When the scientists spoke to her, advanced imaging showed, her brain registered activity in regions responsible for decoding language, just as the brains of normal volunteers do. When they used sentences with homonyms, which require more complicated semantic processing, the appropriate parts of her brain lit up, again just like healthy brains.
Either response might be dismissed as automatic and therefore unconscious. After all, some people in a vegetative state retain "islands" of preserved neural function, Nicholas Schiff of New York-Presbyterian Hospital/Weill Cornell Medical Center and colleagues found in a 2002 study, but not in areas involved in higher mental function. Similarly, studies have shown that some people who are asleep, under general anesthesia or in a vegetative state show brain activity consistent with perceiving speech and responding to emotion-laden words and their name.

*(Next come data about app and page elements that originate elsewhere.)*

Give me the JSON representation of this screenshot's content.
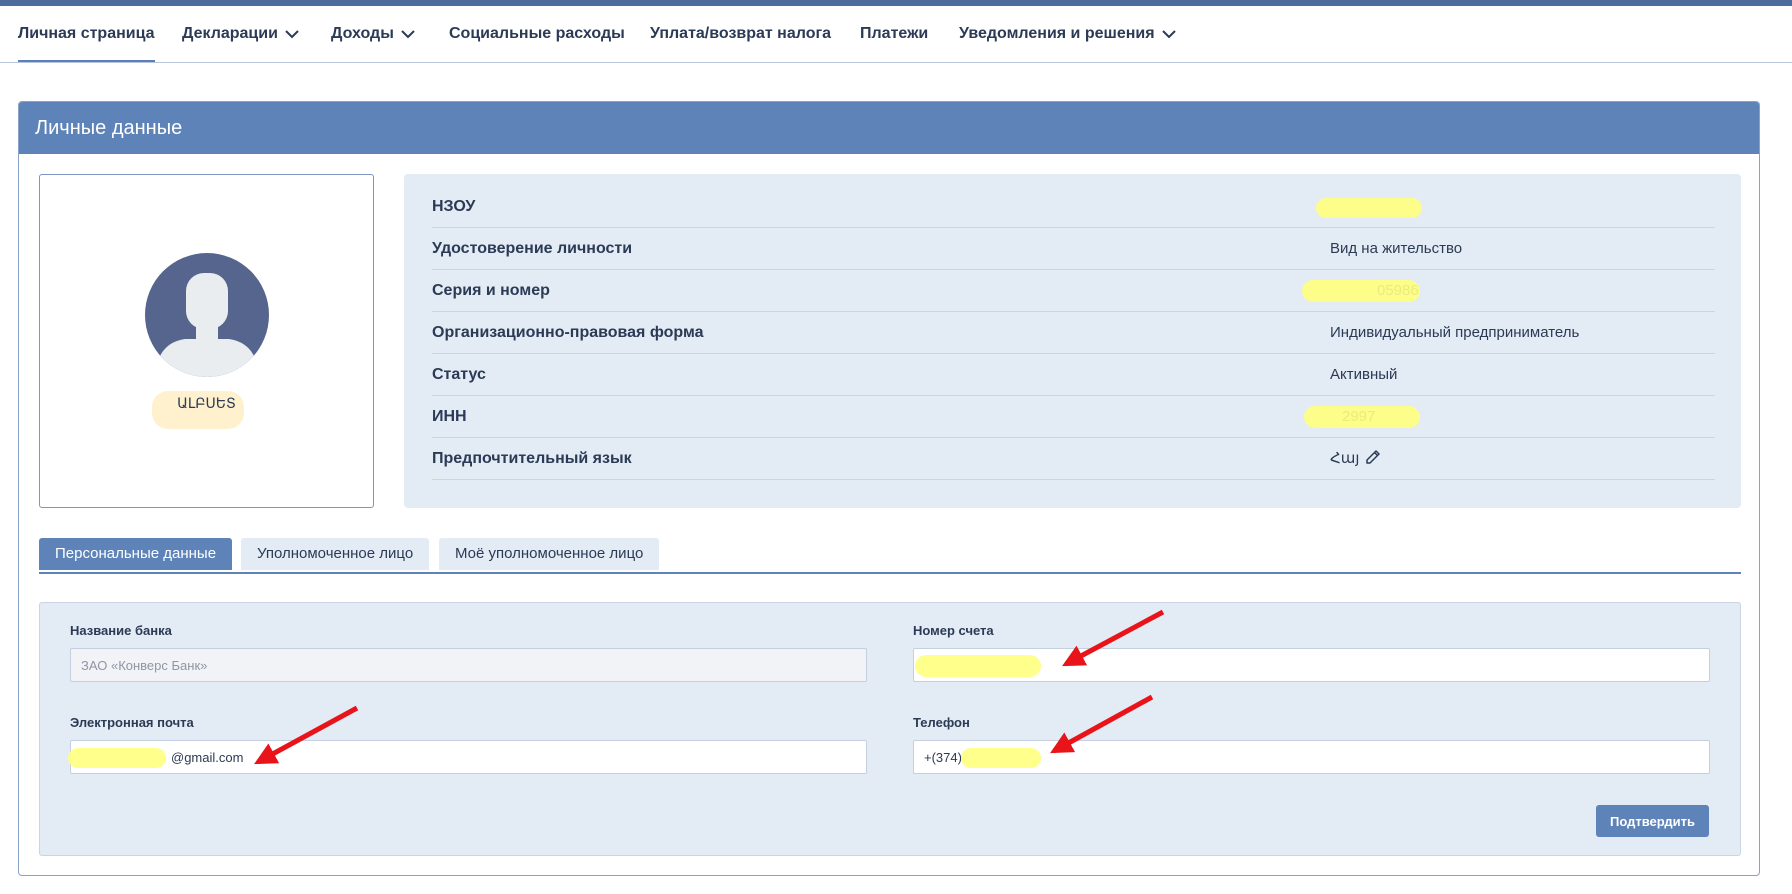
{
  "nav": {
    "items": [
      {
        "label": "Личная страница",
        "active": true,
        "dropdown": false
      },
      {
        "label": "Декларации",
        "active": false,
        "dropdown": true
      },
      {
        "label": "Доходы",
        "active": false,
        "dropdown": true
      },
      {
        "label": "Социальные расходы",
        "active": false,
        "dropdown": false
      },
      {
        "label": "Уплата/возврат налога",
        "active": false,
        "dropdown": false
      },
      {
        "label": "Платежи",
        "active": false,
        "dropdown": false
      },
      {
        "label": "Уведомления и решения",
        "active": false,
        "dropdown": true
      }
    ]
  },
  "panel": {
    "title": "Личные данные"
  },
  "profile": {
    "name_visible": "ԱԼԲՍԵՏ"
  },
  "info": {
    "rows": [
      {
        "label": "НЗОУ",
        "value": ""
      },
      {
        "label": "Удостоверение личности",
        "value": "Вид на жительство"
      },
      {
        "label": "Серия и номер",
        "value": "05986"
      },
      {
        "label": "Организационно-правовая форма",
        "value": "Индивидуальный предприниматель"
      },
      {
        "label": "Статус",
        "value": "Активный"
      },
      {
        "label": "ИНН",
        "value": "2997"
      },
      {
        "label": "Предпочтительный язык",
        "value": "Հայ"
      }
    ]
  },
  "tabs": [
    {
      "label": "Персональные данные",
      "active": true
    },
    {
      "label": "Уполномоченное лицо",
      "active": false
    },
    {
      "label": "Моё уполномоченное лицо",
      "active": false
    }
  ],
  "form": {
    "bank_label": "Название банка",
    "bank_value": "ЗАО «Конверс Банк»",
    "account_label": "Номер счета",
    "account_value": "",
    "email_label": "Электронная почта",
    "email_value": "@gmail.com",
    "phone_label": "Телефон",
    "phone_value": "+(374)",
    "submit_label": "Подтвердить"
  },
  "colors": {
    "accent": "#5d83b8",
    "panel_bg": "#e3ebf5",
    "highlight": "#ffff7e",
    "annotation": "#e8141a"
  },
  "icons": [
    "chevron-down-icon",
    "user-silhouette-icon",
    "pencil-icon",
    "red-arrow-annotation"
  ]
}
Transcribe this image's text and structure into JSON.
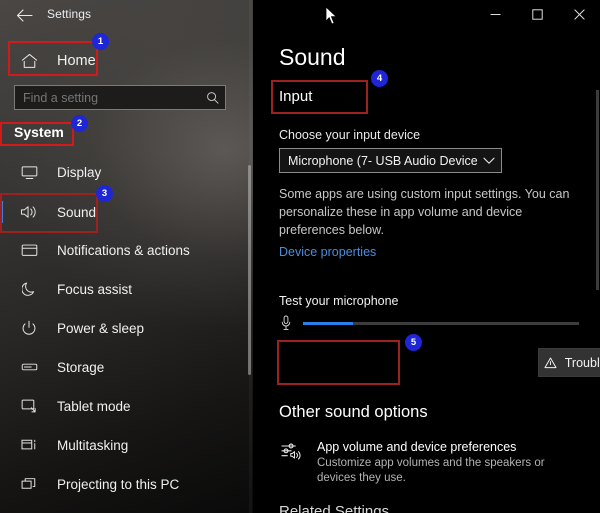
{
  "window": {
    "app_title": "Settings",
    "back_icon": "back-arrow-icon",
    "controls": {
      "minimize": "—",
      "maximize": "□",
      "close": "✕"
    }
  },
  "sidebar": {
    "home": {
      "label": "Home",
      "icon": "home-icon"
    },
    "search": {
      "placeholder": "Find a setting",
      "value": "",
      "icon": "search-icon"
    },
    "section_header": "System",
    "items": [
      {
        "label": "Display",
        "icon": "monitor-icon",
        "selected": false
      },
      {
        "label": "Sound",
        "icon": "speaker-icon",
        "selected": true
      },
      {
        "label": "Notifications & actions",
        "icon": "notification-icon",
        "selected": false
      },
      {
        "label": "Focus assist",
        "icon": "moon-icon",
        "selected": false
      },
      {
        "label": "Power & sleep",
        "icon": "power-icon",
        "selected": false
      },
      {
        "label": "Storage",
        "icon": "storage-icon",
        "selected": false
      },
      {
        "label": "Tablet mode",
        "icon": "tablet-icon",
        "selected": false
      },
      {
        "label": "Multitasking",
        "icon": "multitasking-icon",
        "selected": false
      },
      {
        "label": "Projecting to this PC",
        "icon": "projecting-icon",
        "selected": false
      }
    ]
  },
  "main": {
    "page_title": "Sound",
    "input_section": {
      "heading": "Input",
      "choose_label": "Choose your input device",
      "device_value": "Microphone (7- USB Audio Device)",
      "chevron_icon": "chevron-down-icon",
      "note": "Some apps are using custom input settings. You can personalize these in app volume and device preferences below.",
      "device_properties_link": "Device properties",
      "test_label": "Test your microphone",
      "mic_icon": "microphone-icon",
      "mic_level_percent": 18,
      "troubleshoot_label": "Troubleshoot",
      "troubleshoot_icon": "warning-triangle-icon"
    },
    "other_sound_options": {
      "heading": "Other sound options",
      "app_volume": {
        "icon": "sliders-speaker-icon",
        "title": "App volume and device preferences",
        "description": "Customize app volumes and the speakers or devices they use."
      },
      "related_settings_clipped": "Related Settings"
    }
  },
  "annotations": {
    "badges": [
      {
        "number": "1",
        "target": "Home"
      },
      {
        "number": "2",
        "target": "System"
      },
      {
        "number": "3",
        "target": "Sound"
      },
      {
        "number": "4",
        "target": "Input"
      },
      {
        "number": "5",
        "target": "Troubleshoot"
      }
    ],
    "highlight_color": "#d11a1a",
    "badge_color": "#1e26d6"
  },
  "colors": {
    "accent_blue": "#2a7fe8",
    "link_blue": "#4a8ee0",
    "selected_bar": "#3e7fd8",
    "panel_bg": "#000000"
  }
}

That's why simply responding to speech, admits neuroscientist Adrian Owens of the Medical Research Council Cognition and Brain Sciences Unit, Cambridge, who led the new study, is "not unequivocal evidence that [the woman] is consciously aware."
So they asked her to imagine playing tennis. Remarkably, this made neurons fire in the premotor cortex, a region that hums with activity when you mentally practice sophisticated movement, from a jump shot to a backhand. Then they asked her to imagine walking through each room of her house. This time her parahippocampal gyrus, which generates spatial maps, became active, again just as in healthy volunteers.
"We know from extensive research that brain responses of this type do not occur automatically," says Prof. Owens, but "require the willed, intentional action of the participant."
He cautions that the results apply only to this patient, and that others in a vegetative state aren't this responsive. Indeed, 60 previous patients in a vegetative state show no such brain activity, says Steven Laureys of the University of Liege, Belgium. "But she was different," he says. "Her brain activity shows a clear act of intention. The activity in her higher-order cognitive areas means, to me, that she was consciously aware of herself and her surroundings."
Lionel Naccache of the National Institute of Health and Medical Research in Orsay, France, calls the woman's response to the tennis and home tasks "quite spectacular" and evidence of "a rich mental life." But he notes that consciousness, according to neuroscience, requires engaging "in intentional actions or interactions" with the outside world. If she is conscious, why does she show no spontaneous intentional behavior, especially since there is no damage to parts of the brain that control moving or speaking?
Although the woman fits the diagnosis of being in a vegetative state, her brain activity raises the intriguing (or disturbing) possibility that there is a fully conscious being locked in that unresponsive body after all. The scientists doubt this, pointing out that there is nothing wrong with her motor function, so if there really were a conscious being in there she would purposefully move at least her eyes. Cornell's Dr. Schiff suspects that she may at least be moving into "a minimally conscious state."
From the WSJ Science section: